When fans—and the organization as a whole—have been so beaten and battered with perpetual disappointment, sole possession of first place on June 18th feels like a major triumph.
I’m sure you’ve heard the scathingly depressing statistic by now, but in case you missed it, the last time the Royals were in first place at this exact point in the season, it was 1980. I was a year away from being born. The Blues Brothers, starring John Belushi and Dan Aykroyd, was a week away from its theatrical release. Ian Curtis of Joy Division had only killed himself the month prior. CNN, the first 24 hour news station, was launched. Richard Pryor set himself on fire trying to freebase cocaine. Jimmy Carter was doing Jimmy Carter Things.
And yes, the Royals have been in first place later in the season—obviously. They won their only World Series in 1985. They were in first through much of 2003.
But this feels… different.
In 1985, Kansas City was still a perennially contending team. The fact that they won a championship that year wasn’t necessarily shocking.
But this year… this year was supposed to be different. Having jettisoned their best potential prospect in a decade or more for an ace pitcher, and having all of the other pieces in place, this was their window. Instead of throwing a leg over the sill, however, they started off down in the bushes, throwing rocks up at the glass.
The cornerstone third baseman was demoted. The slick fielding first base prodigy got lost at the plate and starting swinging at everything but the ball. The stalwart designated hitter—paid handsomely to do one thing, and one thing only—could no longer do that thing.
But then, as things are wont to do in the course of a marathon, things started shifting. They reshuffled the seating arrangement on the Titanic, moving the third base coach to the hitting instructor’s spot. The maligned first baseman started putting the ball in the seats with confident regularity. At least two of the three outfield spots continued being really, really good. The second starter in the rotation—who I scoffed at wildly upon acquisition—continued to surprise. The back-end of the bullpen continued to be the best tandem in all of baseball. One starting pitching prospect started actually living up to his bountiful potential by pitching aggressively and efficiently; another young arm surprised.

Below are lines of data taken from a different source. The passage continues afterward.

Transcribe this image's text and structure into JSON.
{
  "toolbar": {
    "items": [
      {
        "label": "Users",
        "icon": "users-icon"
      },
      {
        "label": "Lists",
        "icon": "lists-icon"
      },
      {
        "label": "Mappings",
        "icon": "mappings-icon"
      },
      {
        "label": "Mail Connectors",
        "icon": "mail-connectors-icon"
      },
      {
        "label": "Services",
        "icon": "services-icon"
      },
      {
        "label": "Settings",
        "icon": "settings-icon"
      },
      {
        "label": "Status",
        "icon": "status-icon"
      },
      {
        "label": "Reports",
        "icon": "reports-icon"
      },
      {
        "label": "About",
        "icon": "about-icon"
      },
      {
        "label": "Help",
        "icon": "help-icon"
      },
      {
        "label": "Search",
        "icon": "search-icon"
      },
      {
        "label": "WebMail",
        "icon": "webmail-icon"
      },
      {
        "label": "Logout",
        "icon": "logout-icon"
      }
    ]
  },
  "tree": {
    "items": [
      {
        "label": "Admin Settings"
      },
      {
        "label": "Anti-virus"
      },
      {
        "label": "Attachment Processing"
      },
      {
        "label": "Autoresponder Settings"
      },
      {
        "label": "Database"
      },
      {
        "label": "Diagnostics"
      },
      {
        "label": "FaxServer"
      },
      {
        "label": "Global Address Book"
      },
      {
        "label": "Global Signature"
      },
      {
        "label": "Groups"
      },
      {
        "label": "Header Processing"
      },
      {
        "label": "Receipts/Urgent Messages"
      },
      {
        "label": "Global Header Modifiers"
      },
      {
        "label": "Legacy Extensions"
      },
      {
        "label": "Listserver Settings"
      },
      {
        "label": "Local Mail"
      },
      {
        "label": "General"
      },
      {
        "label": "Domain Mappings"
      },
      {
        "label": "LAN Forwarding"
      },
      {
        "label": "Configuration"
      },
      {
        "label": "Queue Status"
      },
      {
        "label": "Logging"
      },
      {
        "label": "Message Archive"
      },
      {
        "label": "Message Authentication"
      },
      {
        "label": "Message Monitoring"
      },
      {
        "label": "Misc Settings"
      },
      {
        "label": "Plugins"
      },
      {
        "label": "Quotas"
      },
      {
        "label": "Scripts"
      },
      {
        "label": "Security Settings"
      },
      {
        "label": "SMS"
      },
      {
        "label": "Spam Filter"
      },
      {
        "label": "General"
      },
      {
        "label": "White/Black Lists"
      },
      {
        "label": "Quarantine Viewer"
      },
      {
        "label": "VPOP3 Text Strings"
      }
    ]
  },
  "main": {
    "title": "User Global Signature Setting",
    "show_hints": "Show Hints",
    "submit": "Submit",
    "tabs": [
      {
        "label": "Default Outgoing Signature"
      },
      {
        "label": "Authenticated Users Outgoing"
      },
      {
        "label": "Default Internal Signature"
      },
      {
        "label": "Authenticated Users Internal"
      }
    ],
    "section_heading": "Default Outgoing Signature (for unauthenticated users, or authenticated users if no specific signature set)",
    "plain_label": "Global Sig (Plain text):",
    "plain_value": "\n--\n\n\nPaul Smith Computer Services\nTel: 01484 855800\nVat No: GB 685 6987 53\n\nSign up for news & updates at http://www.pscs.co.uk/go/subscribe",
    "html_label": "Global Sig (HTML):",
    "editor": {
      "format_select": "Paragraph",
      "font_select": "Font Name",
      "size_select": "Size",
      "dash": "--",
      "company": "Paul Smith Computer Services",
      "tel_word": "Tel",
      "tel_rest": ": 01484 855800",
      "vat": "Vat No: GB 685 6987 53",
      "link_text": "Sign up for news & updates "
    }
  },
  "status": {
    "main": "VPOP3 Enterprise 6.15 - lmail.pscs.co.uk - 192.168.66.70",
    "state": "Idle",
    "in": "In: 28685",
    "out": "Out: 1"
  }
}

This is the team that people had expected to see heading into the season. A team that has now reeled off 10 straight wins for only the ninth time in club history. A team in steamroller-mode.
A team with pitching and defense this good should never LOSE nine straight games; but with an appropriate amount of offense—and 11 runs in back-to-back games is certainly more than appropriate—they should be able to WIN in bursts like this. And though they’ll assuredly backslide at some point (nothing gold can stay, Johnny), anything short of hovering in and around first place for the remainder of the season just won’t walk the dog.
The window of immediate-contention could easily be closing at the end of this season—James Shields will be gone, too many guys are making too much for what they do (as much as I love Greg Holland, I don’t believe in paying closers truckloads of money), and players like Lorenzo Cain are playing themselves out of KC’s price range on a daily basis—but for now, that window is still wide open. The Royals have 91 games left to make sure they don’t get caught with one leg in before it slams.
I’m willing to bet that, no matter what else happens in the coming months, we’ll all have a good time on the roller-coaster. If the Royals contend, so be it. And if they fall to the cellar, I will personally murder everyone responsible. (J/K, FBI! LOL.)